Toyota’s compact SUV, the RAV4, has been a best-seller in the United States since its inception in 1994. Over the past two decades and then some, the RAV4 has sold over 2.4 million units. Now, the nameplate has an eighth variant joining its American lineup — the Toyota RAV4 hybrid. The 2016 model year of the RAV4 marks the SUV’s fourth generation, and adding a hybrid version to the nameplate is just one of many updates to the vehicle’s design.
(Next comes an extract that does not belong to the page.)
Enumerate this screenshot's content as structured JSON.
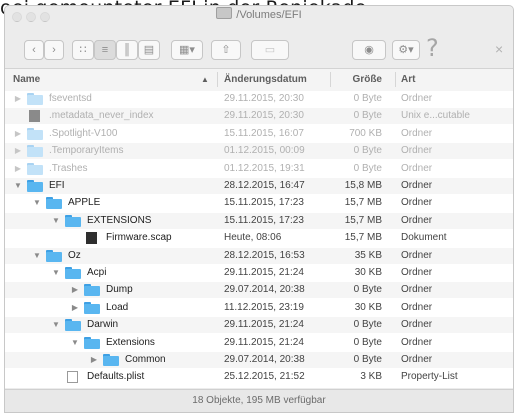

The 2016 RAV4 features new styling that mimics the appearance of Toyota’s passenger vehicles. Features across the entire RAV4 family include standard all-wheel drive, rear view camera, Hill Start Assist, five-passenger seating and the Entune Infotainment System. Versatile seating allows for up to 70 cubic feet of cargo storage when the back rows are down.
The RAV4 Hybrid pairs the 2.5-liter gas engine with electric motors that power both the front and rear axles. This combination yields an output of 194 HP and an EPA-estimated 34 mpg in the city.
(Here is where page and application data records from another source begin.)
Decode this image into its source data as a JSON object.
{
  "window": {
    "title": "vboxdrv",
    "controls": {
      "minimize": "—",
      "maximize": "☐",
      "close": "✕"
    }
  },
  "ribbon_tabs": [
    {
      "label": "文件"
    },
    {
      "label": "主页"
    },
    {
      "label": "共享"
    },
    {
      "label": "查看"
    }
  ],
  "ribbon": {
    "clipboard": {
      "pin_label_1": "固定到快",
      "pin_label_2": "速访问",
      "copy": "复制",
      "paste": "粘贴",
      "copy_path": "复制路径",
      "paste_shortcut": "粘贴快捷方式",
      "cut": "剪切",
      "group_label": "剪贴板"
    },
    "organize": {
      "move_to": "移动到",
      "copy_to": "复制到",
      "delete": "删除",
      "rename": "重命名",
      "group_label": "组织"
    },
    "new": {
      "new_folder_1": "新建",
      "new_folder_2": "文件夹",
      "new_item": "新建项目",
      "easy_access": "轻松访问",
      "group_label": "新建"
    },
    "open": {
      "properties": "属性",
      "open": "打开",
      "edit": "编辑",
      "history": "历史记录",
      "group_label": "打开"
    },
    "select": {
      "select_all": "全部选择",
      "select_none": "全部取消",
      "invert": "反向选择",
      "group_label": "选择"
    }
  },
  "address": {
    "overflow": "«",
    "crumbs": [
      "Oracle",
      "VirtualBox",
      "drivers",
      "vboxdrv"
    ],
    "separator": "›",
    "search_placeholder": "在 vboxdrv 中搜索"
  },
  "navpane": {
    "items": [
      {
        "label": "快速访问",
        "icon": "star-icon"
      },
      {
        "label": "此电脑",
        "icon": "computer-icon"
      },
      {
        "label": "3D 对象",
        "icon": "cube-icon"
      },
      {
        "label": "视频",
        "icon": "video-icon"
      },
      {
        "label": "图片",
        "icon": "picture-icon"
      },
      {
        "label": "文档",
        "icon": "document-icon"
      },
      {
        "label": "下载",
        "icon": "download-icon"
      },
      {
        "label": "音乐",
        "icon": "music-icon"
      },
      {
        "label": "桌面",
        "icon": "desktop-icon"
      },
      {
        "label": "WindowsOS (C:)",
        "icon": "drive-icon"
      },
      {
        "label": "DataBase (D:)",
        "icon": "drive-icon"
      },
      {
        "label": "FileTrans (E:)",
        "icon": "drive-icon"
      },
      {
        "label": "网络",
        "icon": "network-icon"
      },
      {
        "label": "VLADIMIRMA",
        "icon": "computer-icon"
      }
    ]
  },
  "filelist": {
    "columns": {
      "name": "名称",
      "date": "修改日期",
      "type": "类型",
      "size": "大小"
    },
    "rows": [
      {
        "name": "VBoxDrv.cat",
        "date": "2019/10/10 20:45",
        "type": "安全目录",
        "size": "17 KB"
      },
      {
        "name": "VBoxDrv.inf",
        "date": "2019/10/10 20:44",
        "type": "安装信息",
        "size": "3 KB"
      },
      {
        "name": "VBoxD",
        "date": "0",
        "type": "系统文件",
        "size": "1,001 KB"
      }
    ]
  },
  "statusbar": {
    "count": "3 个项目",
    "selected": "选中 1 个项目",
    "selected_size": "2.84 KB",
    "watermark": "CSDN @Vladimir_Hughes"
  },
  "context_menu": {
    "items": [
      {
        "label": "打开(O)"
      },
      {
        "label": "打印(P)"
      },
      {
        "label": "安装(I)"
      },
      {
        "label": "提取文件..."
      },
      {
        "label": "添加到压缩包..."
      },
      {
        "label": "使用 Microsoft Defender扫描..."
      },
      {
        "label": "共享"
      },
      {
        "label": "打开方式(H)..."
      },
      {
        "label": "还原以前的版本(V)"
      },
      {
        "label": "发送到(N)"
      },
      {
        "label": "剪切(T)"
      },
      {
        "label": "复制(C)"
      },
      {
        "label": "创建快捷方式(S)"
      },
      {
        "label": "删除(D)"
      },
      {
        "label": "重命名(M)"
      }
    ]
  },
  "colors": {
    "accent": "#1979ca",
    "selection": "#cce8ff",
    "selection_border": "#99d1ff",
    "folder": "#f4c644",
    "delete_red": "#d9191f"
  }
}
The RAV4 hybrid and other variants in the family are now available in the United States for the 2016 model year. The entry level RAV4 begins at $24,350, while upgrading to the hybrid model ups the price to $28,370.
Toyota recently announced at the 2016 North American International Auto Show in Detroit that they were using a satellite research vehicle based on the Mirai fuel cell car in order to investigate the uses of implementing satellite technology across production vehicles. This new research could give Toyota vehicles the ability to communicate with one another via satellite, and the brand is meeting with various upcoming companies around the world that could assist them in the pursuit of this feature.
The Mirai-based car in Detroit, for example, utilizes flat antennae technology from emerging company Kymeta. These “flat antennae” are different from traditional satellite tech such as the recognizable “dish,” instead using liquid crystal and software that actively detects and tracks satellite signals. Potential uses for satellite technology in vehicles includes distributing vehicle data, providing stable connections to emergency contacts, and allowing vehicles to communicate with one another.
The Mirai-based satellite research vehicle is only the first prototype of an ongoing relationship between Toyota and Kymeta. Prior to the partnership, Kymeta has already managed to get 8,000 miles of road testing with satellite-equipped vehicles, and Toyota has invested $5 million in the emerging brand to encourage further technology research and development.